Ms. MARTINEZ: (Foreign Language Spoken)
BEAUBIEN: No crisis is going to affect the flow of migrants, she says. Our neighboring countries are very poor. The people continue to try to find better opportunities. And their goal is the United States. Mexico's Human Rights Commission, in a report issued earlier this year, said roughly 1,500 migrants get kidnapped each month trying to cross Mexico.
Last month, the Mexican army stormed a house in Veracruz and found 25 Central American migrants being held for ransom. A couple of days later, the military freed 120 migrant hostages in a compound in Reynosa, just across from McAllen, Texas. The kidnappers often kill or severely beat one of the hostages to convince the others that they're serious.

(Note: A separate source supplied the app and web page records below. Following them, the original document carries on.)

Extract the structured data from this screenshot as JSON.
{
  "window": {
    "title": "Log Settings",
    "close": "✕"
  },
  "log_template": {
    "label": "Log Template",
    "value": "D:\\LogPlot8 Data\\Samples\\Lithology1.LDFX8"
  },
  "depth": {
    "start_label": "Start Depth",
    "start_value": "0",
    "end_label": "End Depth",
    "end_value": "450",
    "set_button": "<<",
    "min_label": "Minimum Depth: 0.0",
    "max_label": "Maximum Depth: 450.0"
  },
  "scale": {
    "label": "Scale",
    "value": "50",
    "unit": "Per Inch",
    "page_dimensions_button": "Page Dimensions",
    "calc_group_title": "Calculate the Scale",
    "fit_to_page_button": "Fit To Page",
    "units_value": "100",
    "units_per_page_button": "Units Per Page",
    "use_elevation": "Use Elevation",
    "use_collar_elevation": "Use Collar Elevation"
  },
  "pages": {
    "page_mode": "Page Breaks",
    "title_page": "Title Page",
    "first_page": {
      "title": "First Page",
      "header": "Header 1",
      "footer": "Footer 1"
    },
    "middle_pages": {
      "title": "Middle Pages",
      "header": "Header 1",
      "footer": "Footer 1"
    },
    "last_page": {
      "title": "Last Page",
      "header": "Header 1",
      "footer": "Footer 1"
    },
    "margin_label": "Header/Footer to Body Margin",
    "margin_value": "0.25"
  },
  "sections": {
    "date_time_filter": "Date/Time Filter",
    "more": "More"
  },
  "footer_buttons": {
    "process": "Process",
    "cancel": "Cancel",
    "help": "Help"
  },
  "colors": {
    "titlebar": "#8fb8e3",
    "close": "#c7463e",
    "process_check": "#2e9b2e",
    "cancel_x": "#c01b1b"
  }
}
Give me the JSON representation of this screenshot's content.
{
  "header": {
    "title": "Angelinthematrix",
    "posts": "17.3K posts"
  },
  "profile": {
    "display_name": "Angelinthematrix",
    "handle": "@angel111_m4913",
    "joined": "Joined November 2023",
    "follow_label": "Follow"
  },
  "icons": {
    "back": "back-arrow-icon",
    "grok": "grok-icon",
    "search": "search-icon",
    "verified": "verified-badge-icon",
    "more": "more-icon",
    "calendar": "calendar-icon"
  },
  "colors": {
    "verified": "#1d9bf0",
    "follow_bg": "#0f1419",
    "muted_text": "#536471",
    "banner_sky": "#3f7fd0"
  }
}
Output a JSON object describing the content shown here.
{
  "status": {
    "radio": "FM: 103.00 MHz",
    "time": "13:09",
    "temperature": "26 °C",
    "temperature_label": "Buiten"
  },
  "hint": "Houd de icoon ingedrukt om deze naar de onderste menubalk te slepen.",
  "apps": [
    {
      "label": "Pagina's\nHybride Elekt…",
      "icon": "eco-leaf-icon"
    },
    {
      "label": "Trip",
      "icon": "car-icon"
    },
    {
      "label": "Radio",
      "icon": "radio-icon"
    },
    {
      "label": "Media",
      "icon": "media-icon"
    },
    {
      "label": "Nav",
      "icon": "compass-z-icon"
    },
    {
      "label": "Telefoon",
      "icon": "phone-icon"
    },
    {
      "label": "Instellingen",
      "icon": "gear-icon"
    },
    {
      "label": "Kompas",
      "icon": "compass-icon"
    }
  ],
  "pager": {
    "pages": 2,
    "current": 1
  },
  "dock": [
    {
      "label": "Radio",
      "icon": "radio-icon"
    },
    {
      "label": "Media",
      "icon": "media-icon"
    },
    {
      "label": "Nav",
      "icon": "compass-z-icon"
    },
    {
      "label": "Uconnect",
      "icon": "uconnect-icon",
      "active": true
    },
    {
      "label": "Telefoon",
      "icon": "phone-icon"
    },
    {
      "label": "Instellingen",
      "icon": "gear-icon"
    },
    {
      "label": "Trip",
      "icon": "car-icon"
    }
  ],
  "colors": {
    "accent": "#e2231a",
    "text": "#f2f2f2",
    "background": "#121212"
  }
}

Mr. WILLY GOODMAN: If they find me on the train, they're going to kill me. They're going to kidnap me, they're going to take my money.
BEAUBIEN: Willy Goodman, who was born in El Salvador but grew up in Los Angeles, is in Tapachula trying to get a Mexican visa because he's terrified of crossing Mexico illegally.
Mr. GOODMAN: One of the things that people do is they call your family. When you're on the train, they say, you have a family in United States? And when you say, yes, they get the phone and they start calling your family. They say, if you don't give me $2,000 or $3,000, this man is going to die.
BEAUBIEN: Goodman says he was deported four months ago to El Salvador for driving without a license. Goodman is 37 years old. The last time he made this journey, he was 14. He is not worried about crossing from Tijuana back into San Diego. He says that will be easy. Right now, his big concern is getting from Mexico's southern tip to its northernmost city.
Mr. GOODMAN: My wife, she's American. She's a citizen. That's one of the things I want to go back because I don't want to lose my family.
BEAUBIEN: Two months after he was sent back to El Salvador, his wife gave birth to their first child. Goodman says he is kicking himself for never getting his U.S. immigration status sorted out.
Mr. GOODMAN: One day, we'll be together and this is going to be a bad dream. And I'm never going to drive again. It's one of the things, you know, I'm learning. It cost me a lot.
BEAUBIEN: And he doesn't want it to cost him his life. So right now, he's waiting in Tapachula until he can get a proper Mexican visa and travel to Tijuana legally before trying to cross illegally into the U.S.
JASON BEAUBIEN, NPR News.
NPR transcripts are created on a rush deadline by Verb8tm, Inc., an NPR contractor, and produced using a proprietary transcription process developed with NPR. This text may not be in its final form and may be updated or revised in the future. Accuracy and availability may vary. The authoritative record of NPR’s programming is the audio record.